Exercise requirements
Using the listing below, return every line that includes "status".
══════
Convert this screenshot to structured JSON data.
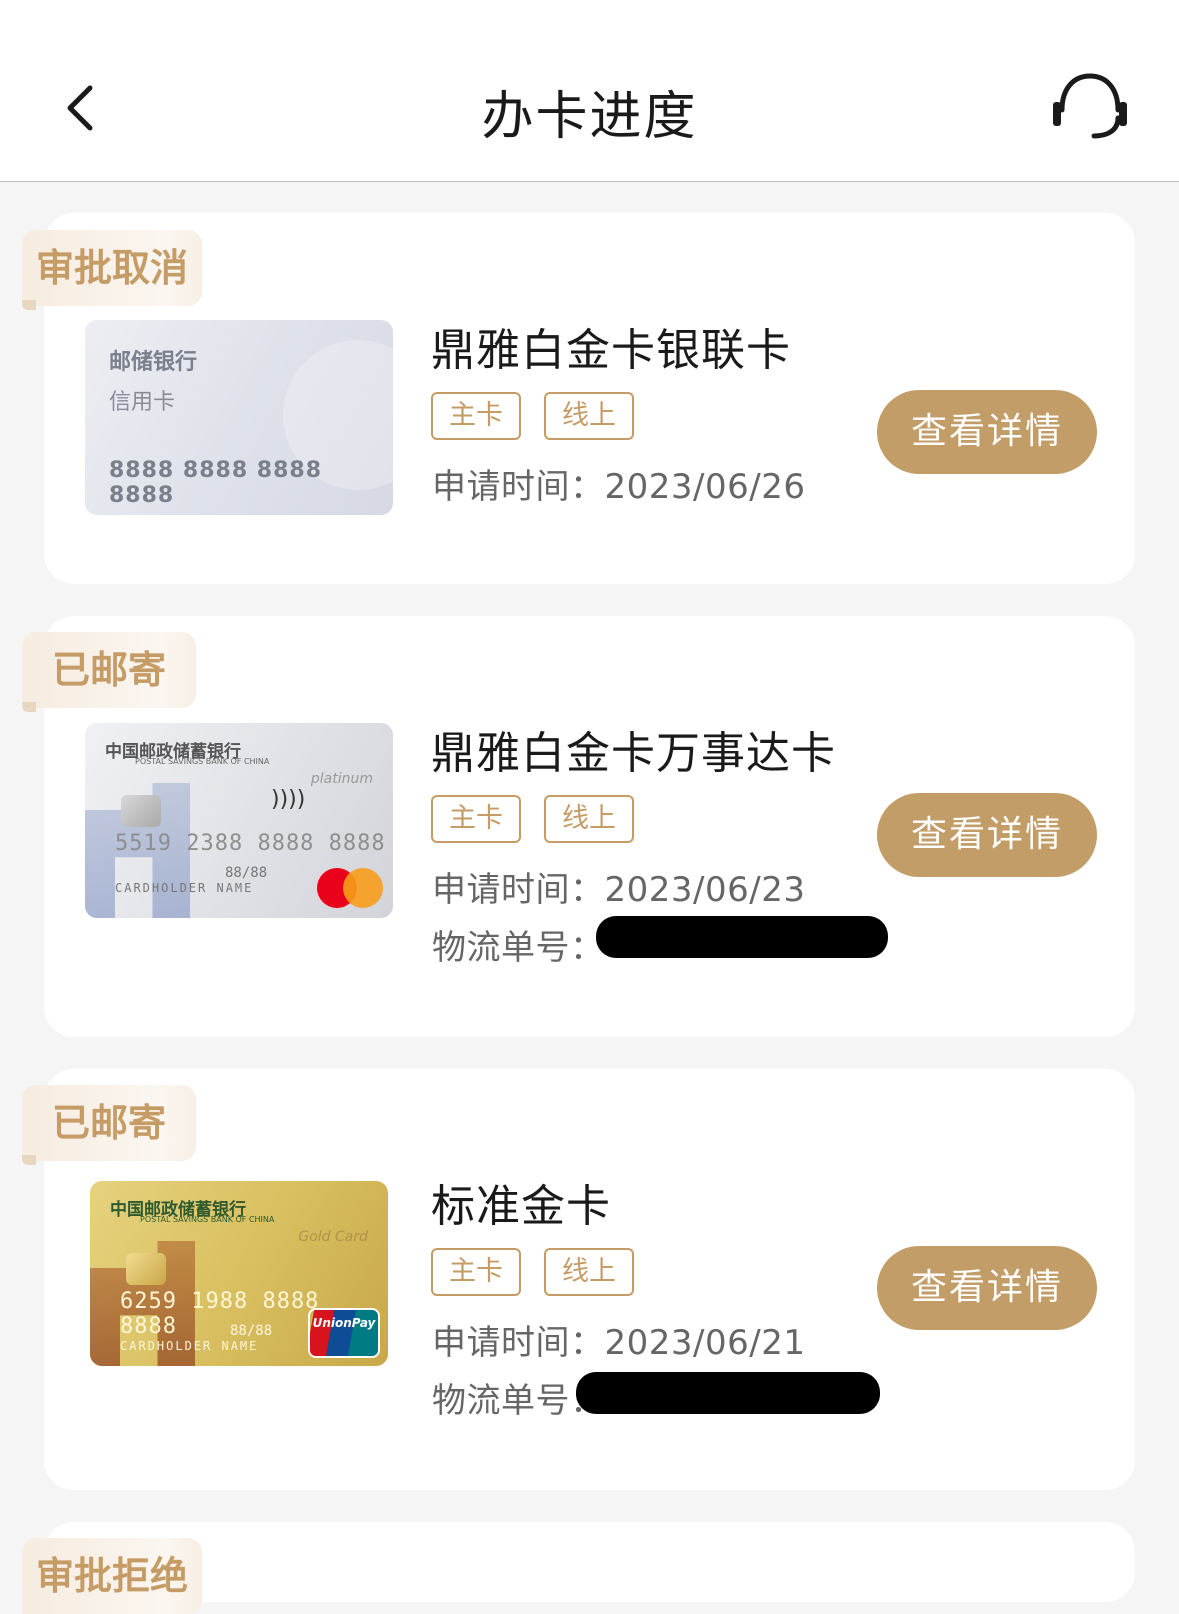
{
  "header": {
    "title": "办卡进度",
    "back_icon": "chevron-left-icon",
    "service_icon": "headset-icon"
  },
  "colors": {
    "accent": "#c29d68",
    "badge_text": "#c59b66",
    "background": "#f5f5f5"
  },
  "labels": {
    "apply_time": "申请时间：",
    "tracking_no": "物流单号："
  },
  "cards": [
    {
      "status": "审批取消",
      "name": "鼎雅白金卡银联卡",
      "tags": [
        "主卡",
        "线上"
      ],
      "apply_date": "2023/06/26",
      "button": "查看详情",
      "thumb": {
        "bank": "邮储银行",
        "sub": "信用卡",
        "number": "8888 8888 8888 8888"
      }
    },
    {
      "status": "已邮寄",
      "name": "鼎雅白金卡万事达卡",
      "tags": [
        "主卡",
        "线上"
      ],
      "apply_date": "2023/06/23",
      "button": "查看详情",
      "thumb": {
        "bank": "中国邮政储蓄银行",
        "bank_en": "POSTAL SAVINGS BANK OF CHINA",
        "grade": "platinum",
        "number": "5519 2388 8888 8888",
        "holder": "CARDHOLDER NAME",
        "expiry": "88/88",
        "contactless": "))))"
      }
    },
    {
      "status": "已邮寄",
      "name": "标准金卡",
      "tags": [
        "主卡",
        "线上"
      ],
      "apply_date": "2023/06/21",
      "button": "查看详情",
      "thumb": {
        "bank": "中国邮政储蓄银行",
        "bank_en": "POSTAL SAVINGS BANK OF CHINA",
        "grade": "Gold Card",
        "number": "6259 1988 8888 8888",
        "holder": "CARDHOLDER NAME",
        "expiry": "88/88",
        "network": "UnionPay"
      }
    },
    {
      "status": "审批拒绝"
    }
  ]
}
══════
Expected output
      "status": "审批取消",
      "status": "已邮寄",
      "status": "已邮寄",
      "status": "审批拒绝"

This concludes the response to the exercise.